Segment Start: Information given

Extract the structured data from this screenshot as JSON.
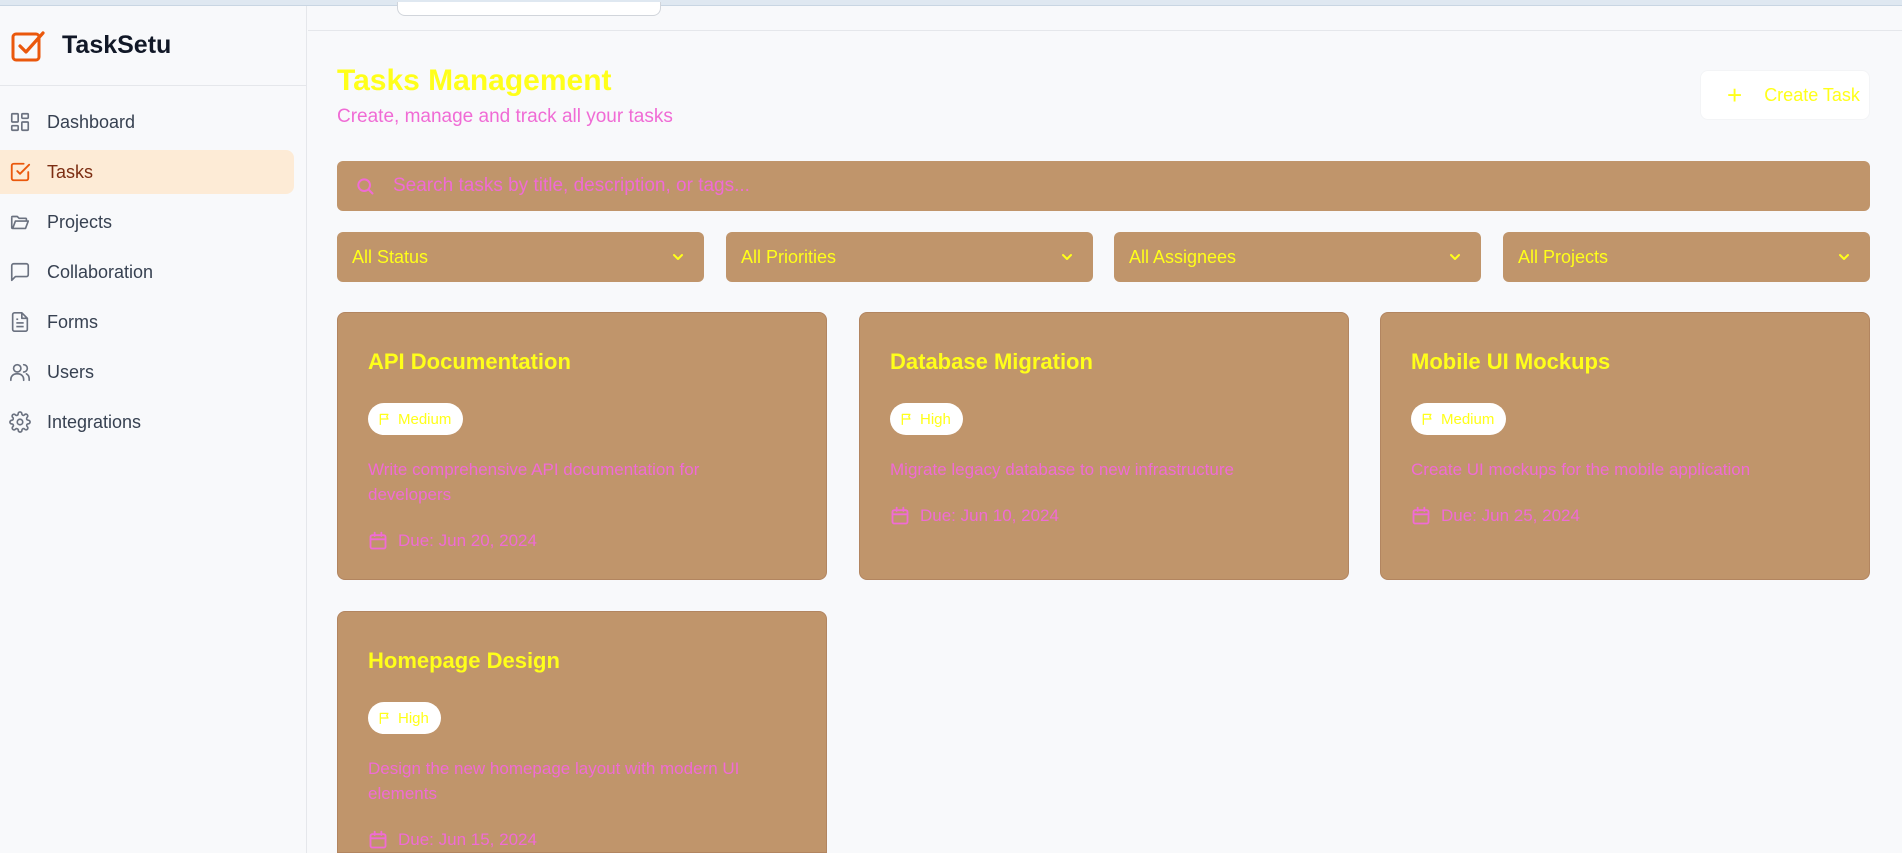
{
  "app": {
    "name": "TaskSetu"
  },
  "sidebar": {
    "items": [
      {
        "label": "Dashboard",
        "icon": "dashboard-icon"
      },
      {
        "label": "Tasks",
        "icon": "tasks-icon",
        "active": true
      },
      {
        "label": "Projects",
        "icon": "folder-icon"
      },
      {
        "label": "Collaboration",
        "icon": "chat-icon"
      },
      {
        "label": "Forms",
        "icon": "document-icon"
      },
      {
        "label": "Users",
        "icon": "users-icon"
      },
      {
        "label": "Integrations",
        "icon": "gear-icon"
      }
    ]
  },
  "header": {
    "title": "Tasks Management",
    "subtitle": "Create, manage and track all your tasks",
    "create_label": "Create Task"
  },
  "search": {
    "placeholder": "Search tasks by title, description, or tags..."
  },
  "filters": [
    {
      "label": "All Status"
    },
    {
      "label": "All Priorities"
    },
    {
      "label": "All Assignees"
    },
    {
      "label": "All Projects"
    }
  ],
  "tasks": [
    {
      "title": "API Documentation",
      "priority": "Medium",
      "description": "Write comprehensive API documentation for developers",
      "due": "Due: Jun 20, 2024"
    },
    {
      "title": "Database Migration",
      "priority": "High",
      "description": "Migrate legacy database to new infrastructure",
      "due": "Due: Jun 10, 2024"
    },
    {
      "title": "Mobile UI Mockups",
      "priority": "Medium",
      "description": "Create UI mockups for the mobile application",
      "due": "Due: Jun 25, 2024"
    },
    {
      "title": "Homepage Design",
      "priority": "High",
      "description": "Design the new homepage layout with modern UI elements",
      "due": "Due: Jun 15, 2024"
    }
  ],
  "colors": {
    "brand": "#ea580c",
    "card": "#c0956b",
    "accent_text": "#ffff1a",
    "secondary_text": "#f06bd5",
    "active_nav": "#fdebd6"
  }
}
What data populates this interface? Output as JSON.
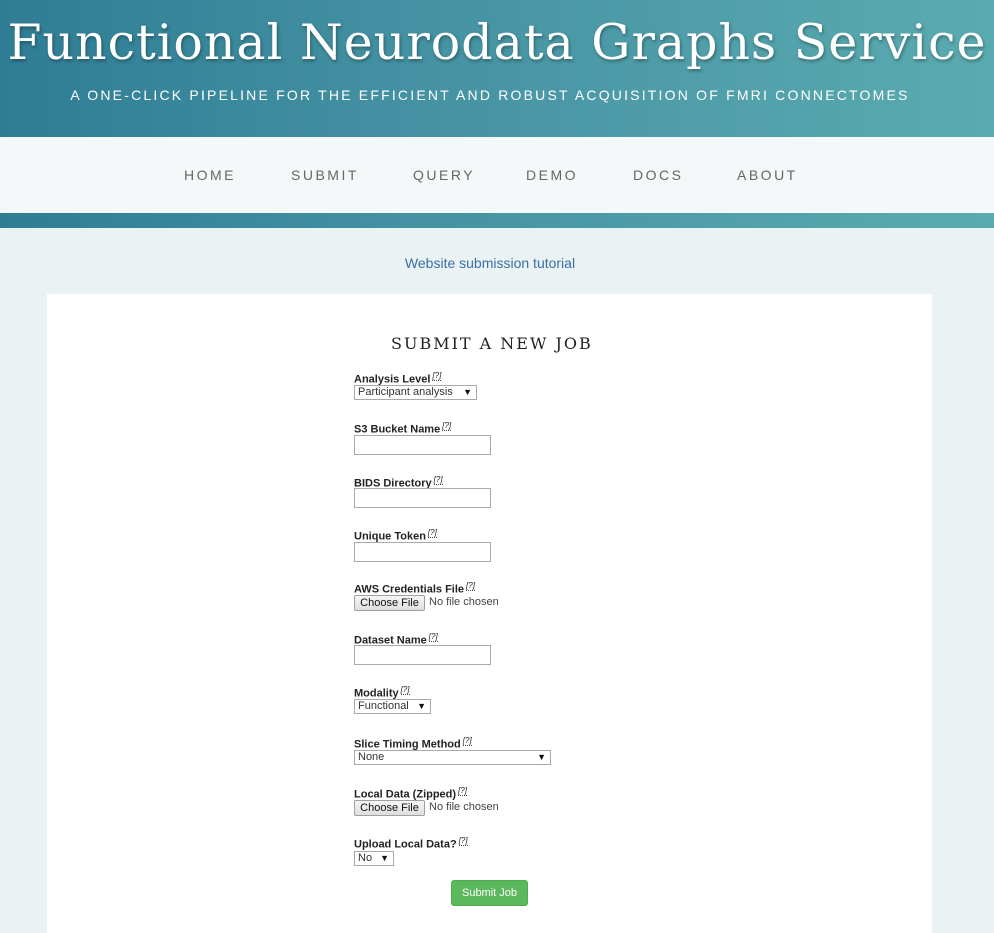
{
  "header": {
    "title": "Functional Neurodata Graphs Service",
    "tagline": "A ONE-CLICK PIPELINE FOR THE EFFICIENT AND ROBUST ACQUISITION OF FMRI CONNECTOMES"
  },
  "nav": {
    "items": [
      {
        "label": "HOME"
      },
      {
        "label": "SUBMIT"
      },
      {
        "label": "QUERY"
      },
      {
        "label": "DEMO"
      },
      {
        "label": "DOCS"
      },
      {
        "label": "ABOUT"
      }
    ]
  },
  "tutorial_link": "Website submission tutorial",
  "form": {
    "title": "SUBMIT A NEW JOB",
    "help_marker": "[?]",
    "fields": {
      "analysis_level": {
        "label": "Analysis Level",
        "value": "Participant analysis"
      },
      "s3_bucket": {
        "label": "S3 Bucket Name",
        "value": ""
      },
      "bids_dir": {
        "label": "BIDS Directory",
        "value": ""
      },
      "token": {
        "label": "Unique Token",
        "value": ""
      },
      "aws_creds": {
        "label": "AWS Credentials File",
        "button": "Choose File",
        "status": "No file chosen"
      },
      "dataset": {
        "label": "Dataset Name",
        "value": ""
      },
      "modality": {
        "label": "Modality",
        "value": "Functional"
      },
      "slice_timing": {
        "label": "Slice Timing Method",
        "value": "None"
      },
      "local_data": {
        "label": "Local Data (Zipped)",
        "button": "Choose File",
        "status": "No file chosen"
      },
      "upload_local": {
        "label": "Upload Local Data?",
        "value": "No"
      }
    },
    "submit_label": "Submit Job"
  },
  "colors": {
    "header_gradient_start": "#2f7d95",
    "header_gradient_end": "#5aabb0",
    "link": "#3a6fa6",
    "submit_button": "#5cb85c"
  }
}
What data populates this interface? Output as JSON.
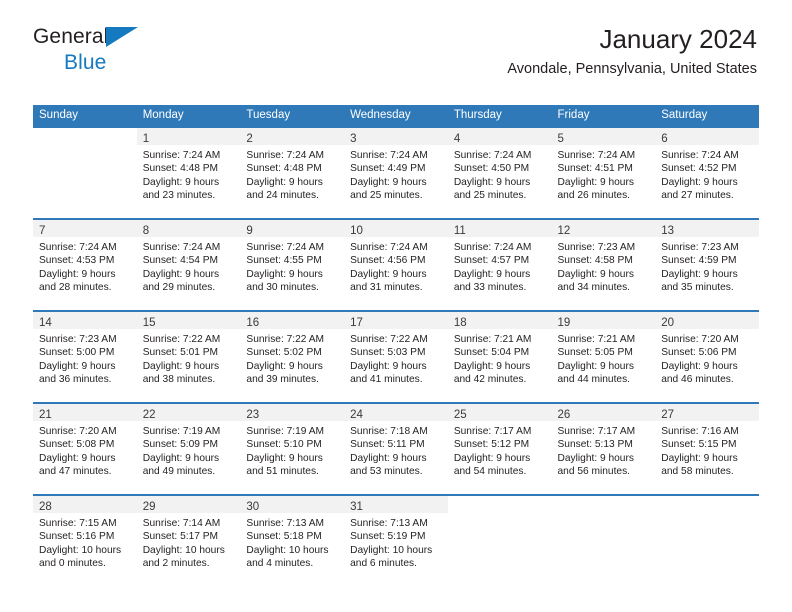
{
  "brand": {
    "name_top": "General",
    "name_bottom": "Blue",
    "triangle_icon": "blue-triangle-icon",
    "color_dark": "#231f20",
    "color_blue": "#1579c0"
  },
  "header": {
    "title": "January 2024",
    "subtitle": "Avondale, Pennsylvania, United States"
  },
  "theme": {
    "header_bg": "#3079b8",
    "header_text": "#ffffff",
    "daynum_band": "#f2f2f2",
    "row_rule": "#3079b8"
  },
  "weekday_headers": [
    "Sunday",
    "Monday",
    "Tuesday",
    "Wednesday",
    "Thursday",
    "Friday",
    "Saturday"
  ],
  "labels": {
    "sunrise": "Sunrise:",
    "sunset": "Sunset:",
    "daylight": "Daylight:"
  },
  "weeks": [
    [
      {
        "day": "",
        "lines": []
      },
      {
        "day": "1",
        "lines": [
          "Sunrise: 7:24 AM",
          "Sunset: 4:48 PM",
          "Daylight: 9 hours",
          "and 23 minutes."
        ]
      },
      {
        "day": "2",
        "lines": [
          "Sunrise: 7:24 AM",
          "Sunset: 4:48 PM",
          "Daylight: 9 hours",
          "and 24 minutes."
        ]
      },
      {
        "day": "3",
        "lines": [
          "Sunrise: 7:24 AM",
          "Sunset: 4:49 PM",
          "Daylight: 9 hours",
          "and 25 minutes."
        ]
      },
      {
        "day": "4",
        "lines": [
          "Sunrise: 7:24 AM",
          "Sunset: 4:50 PM",
          "Daylight: 9 hours",
          "and 25 minutes."
        ]
      },
      {
        "day": "5",
        "lines": [
          "Sunrise: 7:24 AM",
          "Sunset: 4:51 PM",
          "Daylight: 9 hours",
          "and 26 minutes."
        ]
      },
      {
        "day": "6",
        "lines": [
          "Sunrise: 7:24 AM",
          "Sunset: 4:52 PM",
          "Daylight: 9 hours",
          "and 27 minutes."
        ]
      }
    ],
    [
      {
        "day": "7",
        "lines": [
          "Sunrise: 7:24 AM",
          "Sunset: 4:53 PM",
          "Daylight: 9 hours",
          "and 28 minutes."
        ]
      },
      {
        "day": "8",
        "lines": [
          "Sunrise: 7:24 AM",
          "Sunset: 4:54 PM",
          "Daylight: 9 hours",
          "and 29 minutes."
        ]
      },
      {
        "day": "9",
        "lines": [
          "Sunrise: 7:24 AM",
          "Sunset: 4:55 PM",
          "Daylight: 9 hours",
          "and 30 minutes."
        ]
      },
      {
        "day": "10",
        "lines": [
          "Sunrise: 7:24 AM",
          "Sunset: 4:56 PM",
          "Daylight: 9 hours",
          "and 31 minutes."
        ]
      },
      {
        "day": "11",
        "lines": [
          "Sunrise: 7:24 AM",
          "Sunset: 4:57 PM",
          "Daylight: 9 hours",
          "and 33 minutes."
        ]
      },
      {
        "day": "12",
        "lines": [
          "Sunrise: 7:23 AM",
          "Sunset: 4:58 PM",
          "Daylight: 9 hours",
          "and 34 minutes."
        ]
      },
      {
        "day": "13",
        "lines": [
          "Sunrise: 7:23 AM",
          "Sunset: 4:59 PM",
          "Daylight: 9 hours",
          "and 35 minutes."
        ]
      }
    ],
    [
      {
        "day": "14",
        "lines": [
          "Sunrise: 7:23 AM",
          "Sunset: 5:00 PM",
          "Daylight: 9 hours",
          "and 36 minutes."
        ]
      },
      {
        "day": "15",
        "lines": [
          "Sunrise: 7:22 AM",
          "Sunset: 5:01 PM",
          "Daylight: 9 hours",
          "and 38 minutes."
        ]
      },
      {
        "day": "16",
        "lines": [
          "Sunrise: 7:22 AM",
          "Sunset: 5:02 PM",
          "Daylight: 9 hours",
          "and 39 minutes."
        ]
      },
      {
        "day": "17",
        "lines": [
          "Sunrise: 7:22 AM",
          "Sunset: 5:03 PM",
          "Daylight: 9 hours",
          "and 41 minutes."
        ]
      },
      {
        "day": "18",
        "lines": [
          "Sunrise: 7:21 AM",
          "Sunset: 5:04 PM",
          "Daylight: 9 hours",
          "and 42 minutes."
        ]
      },
      {
        "day": "19",
        "lines": [
          "Sunrise: 7:21 AM",
          "Sunset: 5:05 PM",
          "Daylight: 9 hours",
          "and 44 minutes."
        ]
      },
      {
        "day": "20",
        "lines": [
          "Sunrise: 7:20 AM",
          "Sunset: 5:06 PM",
          "Daylight: 9 hours",
          "and 46 minutes."
        ]
      }
    ],
    [
      {
        "day": "21",
        "lines": [
          "Sunrise: 7:20 AM",
          "Sunset: 5:08 PM",
          "Daylight: 9 hours",
          "and 47 minutes."
        ]
      },
      {
        "day": "22",
        "lines": [
          "Sunrise: 7:19 AM",
          "Sunset: 5:09 PM",
          "Daylight: 9 hours",
          "and 49 minutes."
        ]
      },
      {
        "day": "23",
        "lines": [
          "Sunrise: 7:19 AM",
          "Sunset: 5:10 PM",
          "Daylight: 9 hours",
          "and 51 minutes."
        ]
      },
      {
        "day": "24",
        "lines": [
          "Sunrise: 7:18 AM",
          "Sunset: 5:11 PM",
          "Daylight: 9 hours",
          "and 53 minutes."
        ]
      },
      {
        "day": "25",
        "lines": [
          "Sunrise: 7:17 AM",
          "Sunset: 5:12 PM",
          "Daylight: 9 hours",
          "and 54 minutes."
        ]
      },
      {
        "day": "26",
        "lines": [
          "Sunrise: 7:17 AM",
          "Sunset: 5:13 PM",
          "Daylight: 9 hours",
          "and 56 minutes."
        ]
      },
      {
        "day": "27",
        "lines": [
          "Sunrise: 7:16 AM",
          "Sunset: 5:15 PM",
          "Daylight: 9 hours",
          "and 58 minutes."
        ]
      }
    ],
    [
      {
        "day": "28",
        "lines": [
          "Sunrise: 7:15 AM",
          "Sunset: 5:16 PM",
          "Daylight: 10 hours",
          "and 0 minutes."
        ]
      },
      {
        "day": "29",
        "lines": [
          "Sunrise: 7:14 AM",
          "Sunset: 5:17 PM",
          "Daylight: 10 hours",
          "and 2 minutes."
        ]
      },
      {
        "day": "30",
        "lines": [
          "Sunrise: 7:13 AM",
          "Sunset: 5:18 PM",
          "Daylight: 10 hours",
          "and 4 minutes."
        ]
      },
      {
        "day": "31",
        "lines": [
          "Sunrise: 7:13 AM",
          "Sunset: 5:19 PM",
          "Daylight: 10 hours",
          "and 6 minutes."
        ]
      },
      {
        "day": "",
        "lines": []
      },
      {
        "day": "",
        "lines": []
      },
      {
        "day": "",
        "lines": []
      }
    ]
  ]
}
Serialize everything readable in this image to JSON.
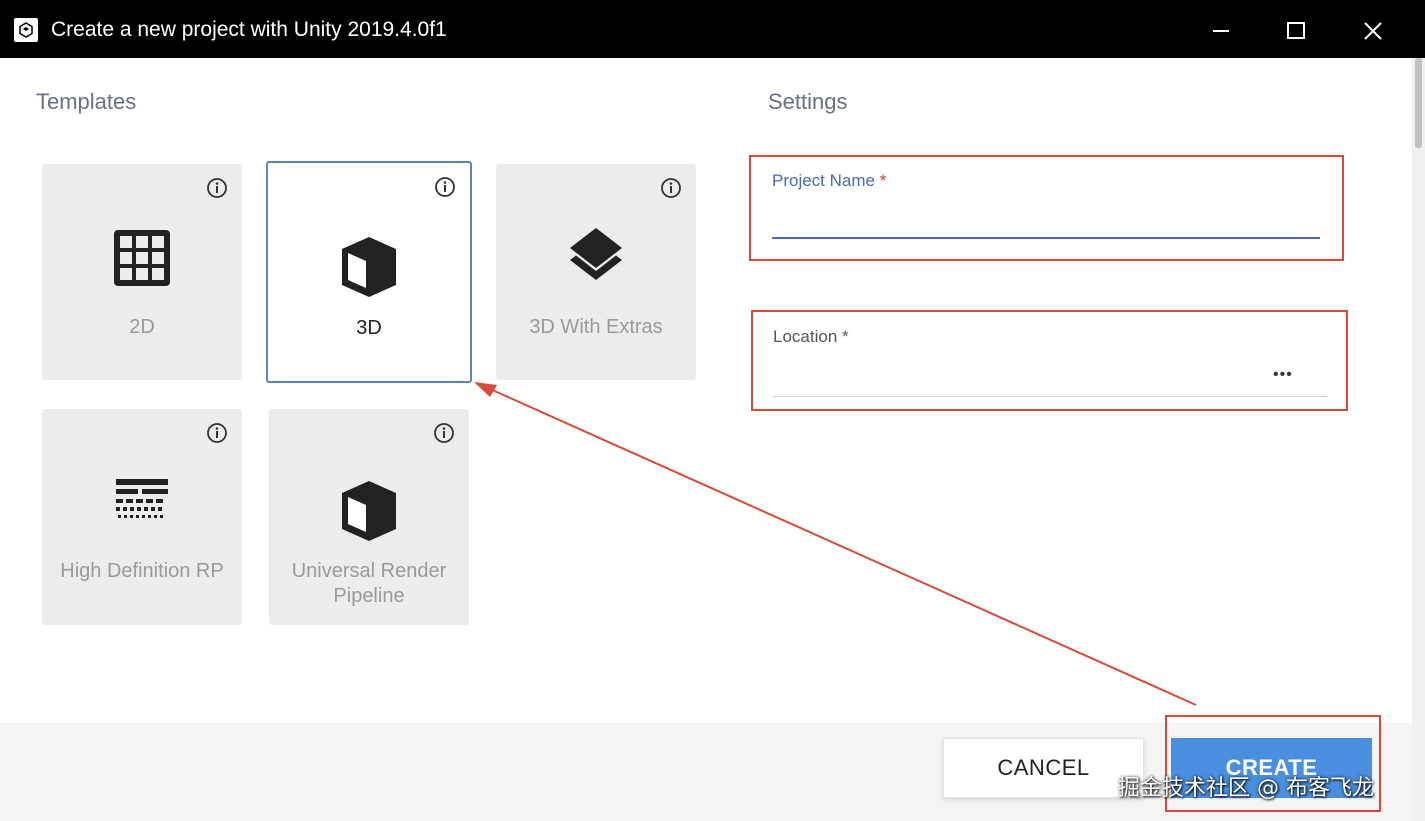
{
  "window": {
    "title": "Create a new project with Unity 2019.4.0f1"
  },
  "templates": {
    "heading": "Templates",
    "items": [
      {
        "label": "2D",
        "icon": "grid-icon",
        "selected": false
      },
      {
        "label": "3D",
        "icon": "cube-icon",
        "selected": true
      },
      {
        "label": "3D With Extras",
        "icon": "layers-icon",
        "selected": false
      },
      {
        "label": "High Definition RP",
        "icon": "hdrp-icon",
        "selected": false
      },
      {
        "label": "Universal Render Pipeline",
        "icon": "cube-icon",
        "selected": false
      }
    ]
  },
  "settings": {
    "heading": "Settings",
    "project_name": {
      "label": "Project Name",
      "required_mark": "*",
      "value": ""
    },
    "location": {
      "label": "Location",
      "required_mark": "*",
      "value": "",
      "browse_label": "•••"
    }
  },
  "buttons": {
    "cancel": "CANCEL",
    "create": "CREATE"
  },
  "watermark": "掘金技术社区 @ 布客飞龙",
  "colors": {
    "accent": "#4a8ee0",
    "selection_border": "#5b86b6",
    "annotation_red": "#d64b3c",
    "field_underline": "#4a6aa8"
  }
}
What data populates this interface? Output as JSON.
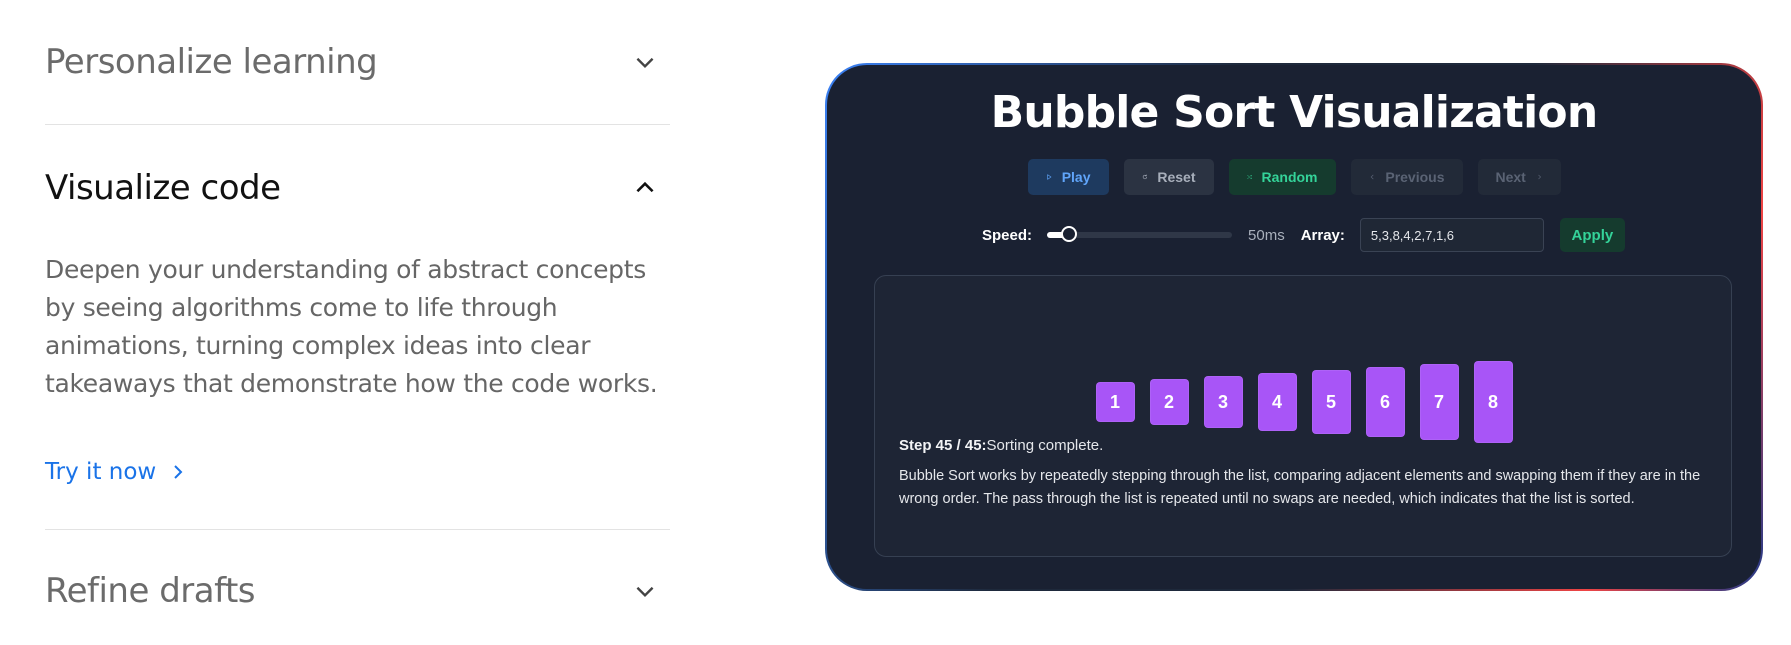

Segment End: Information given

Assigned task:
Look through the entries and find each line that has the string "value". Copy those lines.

The answer:
        "value": "Participant analysis"
        "value": ""
        "value": ""
        "value": ""
        "value": ""
        "value": "Functional"
        "value": "None"
        "value": "No"
      "value": ""
      "value": "",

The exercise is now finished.